With the images removed, reproduce each entry below word for word.

....................

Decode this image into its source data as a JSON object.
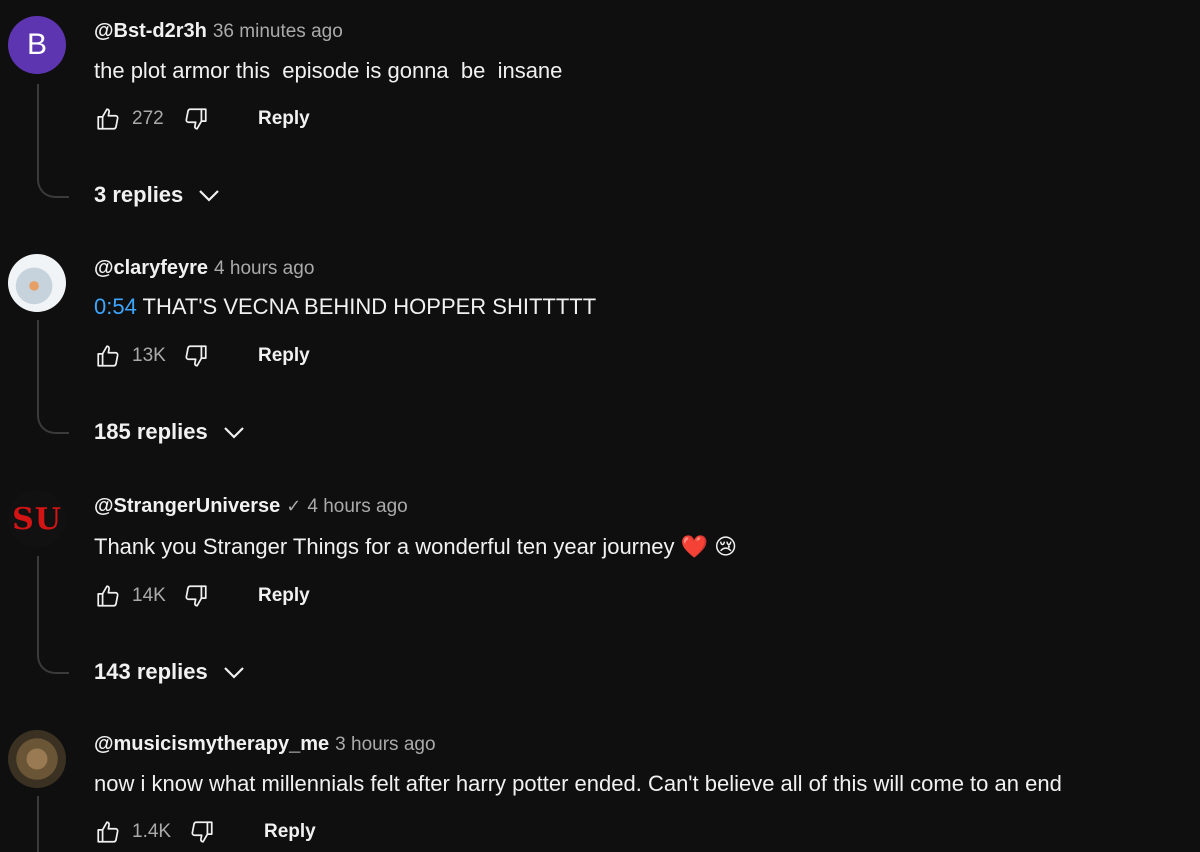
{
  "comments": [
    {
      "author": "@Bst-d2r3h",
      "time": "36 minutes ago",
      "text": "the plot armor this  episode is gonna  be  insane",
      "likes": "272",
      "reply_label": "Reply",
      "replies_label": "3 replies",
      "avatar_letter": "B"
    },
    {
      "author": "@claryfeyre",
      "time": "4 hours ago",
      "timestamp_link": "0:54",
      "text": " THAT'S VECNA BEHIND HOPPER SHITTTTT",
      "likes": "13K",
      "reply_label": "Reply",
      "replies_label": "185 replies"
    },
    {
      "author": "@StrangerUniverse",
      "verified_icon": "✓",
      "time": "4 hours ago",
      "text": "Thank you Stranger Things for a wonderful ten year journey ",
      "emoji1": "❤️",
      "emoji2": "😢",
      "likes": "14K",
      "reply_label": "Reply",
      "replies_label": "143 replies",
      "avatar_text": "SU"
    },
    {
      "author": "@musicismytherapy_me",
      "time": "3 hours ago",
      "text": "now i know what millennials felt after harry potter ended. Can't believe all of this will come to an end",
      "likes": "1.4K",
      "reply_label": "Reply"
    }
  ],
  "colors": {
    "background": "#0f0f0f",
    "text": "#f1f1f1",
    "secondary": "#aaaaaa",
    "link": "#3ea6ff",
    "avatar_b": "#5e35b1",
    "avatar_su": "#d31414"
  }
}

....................

- _SOLUTION_
Decode this image into its source data as a JSON object.
{
  "comments": [
    {
      "author": "@Bst-d2r3h",
      "time": "36 minutes ago",
      "text": "the plot armor this  episode is gonna  be  insane",
      "likes": "272",
      "reply_label": "Reply",
      "replies_label": "3 replies",
      "avatar_letter": "B"
    },
    {
      "author": "@claryfeyre",
      "time": "4 hours ago",
      "timestamp_link": "0:54",
      "text": " THAT'S VECNA BEHIND HOPPER SHITTTTT",
      "likes": "13K",
      "reply_label": "Reply",
      "replies_label": "185 replies"
    },
    {
      "author": "@StrangerUniverse",
      "verified_icon": "✓",
      "time": "4 hours ago",
      "text": "Thank you Stranger Things for a wonderful ten year journey ",
      "emoji1": "❤️",
      "emoji2": "😢",
      "likes": "14K",
      "reply_label": "Reply",
      "replies_label": "143 replies",
      "avatar_text": "SU"
    },
    {
      "author": "@musicismytherapy_me",
      "time": "3 hours ago",
      "text": "now i know what millennials felt after harry potter ended. Can't believe all of this will come to an end",
      "likes": "1.4K",
      "reply_label": "Reply"
    }
  ],
  "colors": {
    "background": "#0f0f0f",
    "text": "#f1f1f1",
    "secondary": "#aaaaaa",
    "link": "#3ea6ff",
    "avatar_b": "#5e35b1",
    "avatar_su": "#d31414"
  }
}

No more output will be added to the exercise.